» **WHAT IS REQUIRED**
Your answer must be a single number: the count of lines in the entries below that hold "this".

» **THE INPUT**
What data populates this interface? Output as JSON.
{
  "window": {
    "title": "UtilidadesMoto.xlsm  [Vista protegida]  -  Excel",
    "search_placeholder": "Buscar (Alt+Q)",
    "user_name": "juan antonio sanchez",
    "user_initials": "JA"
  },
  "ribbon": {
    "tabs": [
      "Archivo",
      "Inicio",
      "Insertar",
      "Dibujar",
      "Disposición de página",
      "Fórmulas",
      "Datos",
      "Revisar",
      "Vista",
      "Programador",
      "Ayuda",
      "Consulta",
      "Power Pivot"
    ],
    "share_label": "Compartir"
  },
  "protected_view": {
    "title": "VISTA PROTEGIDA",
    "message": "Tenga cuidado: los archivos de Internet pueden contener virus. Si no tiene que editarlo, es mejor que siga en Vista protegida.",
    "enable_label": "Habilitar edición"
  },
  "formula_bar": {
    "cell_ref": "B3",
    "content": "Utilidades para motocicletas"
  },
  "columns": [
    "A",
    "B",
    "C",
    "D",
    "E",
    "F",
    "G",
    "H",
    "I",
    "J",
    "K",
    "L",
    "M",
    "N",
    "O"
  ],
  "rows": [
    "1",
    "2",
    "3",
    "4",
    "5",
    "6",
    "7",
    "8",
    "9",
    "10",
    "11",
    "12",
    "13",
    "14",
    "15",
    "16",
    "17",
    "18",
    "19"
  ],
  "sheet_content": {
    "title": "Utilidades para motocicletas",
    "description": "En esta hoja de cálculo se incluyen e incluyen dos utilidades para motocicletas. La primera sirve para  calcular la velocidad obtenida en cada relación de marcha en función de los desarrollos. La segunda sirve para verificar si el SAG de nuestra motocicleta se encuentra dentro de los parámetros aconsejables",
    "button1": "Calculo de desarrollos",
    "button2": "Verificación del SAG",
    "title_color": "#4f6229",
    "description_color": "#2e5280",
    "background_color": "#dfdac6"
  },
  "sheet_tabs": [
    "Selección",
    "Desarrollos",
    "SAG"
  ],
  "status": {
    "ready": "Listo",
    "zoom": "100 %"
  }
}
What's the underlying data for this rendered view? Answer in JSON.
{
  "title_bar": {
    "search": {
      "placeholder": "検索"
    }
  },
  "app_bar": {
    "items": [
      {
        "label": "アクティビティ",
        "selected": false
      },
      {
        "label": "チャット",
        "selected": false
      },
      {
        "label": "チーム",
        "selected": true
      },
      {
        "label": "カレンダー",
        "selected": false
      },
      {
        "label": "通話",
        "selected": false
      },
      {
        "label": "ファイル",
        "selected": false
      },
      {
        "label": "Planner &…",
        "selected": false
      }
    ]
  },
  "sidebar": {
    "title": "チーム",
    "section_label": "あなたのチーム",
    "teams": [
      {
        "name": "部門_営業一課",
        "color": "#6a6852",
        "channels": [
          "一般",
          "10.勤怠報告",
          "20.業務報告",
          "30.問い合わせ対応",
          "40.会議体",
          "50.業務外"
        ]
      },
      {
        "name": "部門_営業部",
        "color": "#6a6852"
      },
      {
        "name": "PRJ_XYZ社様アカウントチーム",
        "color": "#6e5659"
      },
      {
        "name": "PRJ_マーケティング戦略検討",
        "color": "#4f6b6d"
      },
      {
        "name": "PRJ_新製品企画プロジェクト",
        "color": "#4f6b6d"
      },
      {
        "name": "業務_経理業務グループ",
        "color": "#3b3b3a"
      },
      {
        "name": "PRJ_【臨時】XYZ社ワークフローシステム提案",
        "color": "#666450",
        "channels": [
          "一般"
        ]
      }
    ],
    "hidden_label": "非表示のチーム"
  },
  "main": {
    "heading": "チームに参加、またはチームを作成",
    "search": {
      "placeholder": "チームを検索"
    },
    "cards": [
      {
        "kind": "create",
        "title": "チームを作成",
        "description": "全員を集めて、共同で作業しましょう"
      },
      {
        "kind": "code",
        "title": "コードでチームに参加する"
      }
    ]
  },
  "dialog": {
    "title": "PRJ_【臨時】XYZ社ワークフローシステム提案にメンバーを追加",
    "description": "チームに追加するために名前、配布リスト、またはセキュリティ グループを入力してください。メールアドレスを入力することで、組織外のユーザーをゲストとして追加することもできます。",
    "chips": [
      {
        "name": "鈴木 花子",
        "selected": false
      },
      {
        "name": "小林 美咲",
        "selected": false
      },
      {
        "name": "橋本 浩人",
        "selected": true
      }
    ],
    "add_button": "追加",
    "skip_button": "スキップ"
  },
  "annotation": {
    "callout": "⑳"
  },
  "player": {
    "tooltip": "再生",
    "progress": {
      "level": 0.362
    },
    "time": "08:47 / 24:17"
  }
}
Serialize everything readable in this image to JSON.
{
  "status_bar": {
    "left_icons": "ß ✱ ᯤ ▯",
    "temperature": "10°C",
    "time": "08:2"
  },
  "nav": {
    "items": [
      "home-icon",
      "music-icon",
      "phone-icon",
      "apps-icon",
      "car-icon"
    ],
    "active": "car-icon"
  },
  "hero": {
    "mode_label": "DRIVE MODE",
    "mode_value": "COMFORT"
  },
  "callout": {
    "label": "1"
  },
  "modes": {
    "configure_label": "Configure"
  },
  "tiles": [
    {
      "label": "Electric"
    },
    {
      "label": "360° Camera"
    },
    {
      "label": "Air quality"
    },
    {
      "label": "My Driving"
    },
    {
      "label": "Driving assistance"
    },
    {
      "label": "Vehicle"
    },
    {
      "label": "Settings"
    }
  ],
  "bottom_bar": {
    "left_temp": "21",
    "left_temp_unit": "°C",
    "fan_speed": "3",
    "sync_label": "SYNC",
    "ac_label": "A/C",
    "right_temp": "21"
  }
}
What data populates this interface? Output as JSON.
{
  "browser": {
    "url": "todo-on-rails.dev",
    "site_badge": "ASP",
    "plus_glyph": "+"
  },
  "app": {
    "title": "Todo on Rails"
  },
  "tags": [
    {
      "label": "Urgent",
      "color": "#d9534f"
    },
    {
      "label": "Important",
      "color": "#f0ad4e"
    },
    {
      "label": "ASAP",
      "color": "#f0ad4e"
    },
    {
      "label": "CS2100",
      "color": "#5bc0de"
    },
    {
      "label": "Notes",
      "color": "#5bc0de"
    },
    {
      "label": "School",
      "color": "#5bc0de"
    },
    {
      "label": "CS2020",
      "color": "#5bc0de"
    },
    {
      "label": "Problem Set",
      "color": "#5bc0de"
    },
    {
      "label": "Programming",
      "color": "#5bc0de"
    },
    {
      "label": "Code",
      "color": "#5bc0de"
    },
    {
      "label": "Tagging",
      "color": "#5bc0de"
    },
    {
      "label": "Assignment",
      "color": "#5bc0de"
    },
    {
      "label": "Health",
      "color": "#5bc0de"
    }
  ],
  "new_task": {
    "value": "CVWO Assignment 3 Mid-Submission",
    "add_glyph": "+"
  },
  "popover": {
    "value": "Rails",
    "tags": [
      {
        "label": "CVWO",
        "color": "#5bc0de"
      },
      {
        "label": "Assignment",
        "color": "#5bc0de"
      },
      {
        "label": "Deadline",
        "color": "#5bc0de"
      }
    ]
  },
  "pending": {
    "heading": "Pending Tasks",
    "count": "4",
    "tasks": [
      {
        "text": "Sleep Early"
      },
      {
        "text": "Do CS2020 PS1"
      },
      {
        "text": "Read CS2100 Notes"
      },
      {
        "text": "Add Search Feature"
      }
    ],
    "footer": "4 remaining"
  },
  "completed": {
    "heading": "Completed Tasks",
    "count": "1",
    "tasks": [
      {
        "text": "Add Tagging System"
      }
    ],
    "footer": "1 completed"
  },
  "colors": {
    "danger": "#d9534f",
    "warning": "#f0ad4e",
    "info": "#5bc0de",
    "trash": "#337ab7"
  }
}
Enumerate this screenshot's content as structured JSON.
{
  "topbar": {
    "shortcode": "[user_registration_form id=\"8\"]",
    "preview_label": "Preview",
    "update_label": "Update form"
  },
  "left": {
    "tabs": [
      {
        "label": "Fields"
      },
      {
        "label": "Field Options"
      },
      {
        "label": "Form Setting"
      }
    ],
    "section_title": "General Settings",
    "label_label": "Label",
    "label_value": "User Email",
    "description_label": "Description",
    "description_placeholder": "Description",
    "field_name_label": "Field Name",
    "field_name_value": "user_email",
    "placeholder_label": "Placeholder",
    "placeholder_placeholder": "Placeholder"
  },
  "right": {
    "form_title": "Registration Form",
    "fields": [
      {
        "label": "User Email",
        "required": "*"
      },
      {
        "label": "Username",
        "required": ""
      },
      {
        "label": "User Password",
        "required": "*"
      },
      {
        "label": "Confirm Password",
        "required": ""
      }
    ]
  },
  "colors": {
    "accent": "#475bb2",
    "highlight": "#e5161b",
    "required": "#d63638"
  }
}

» **ANSWER FOR THE TASK**
5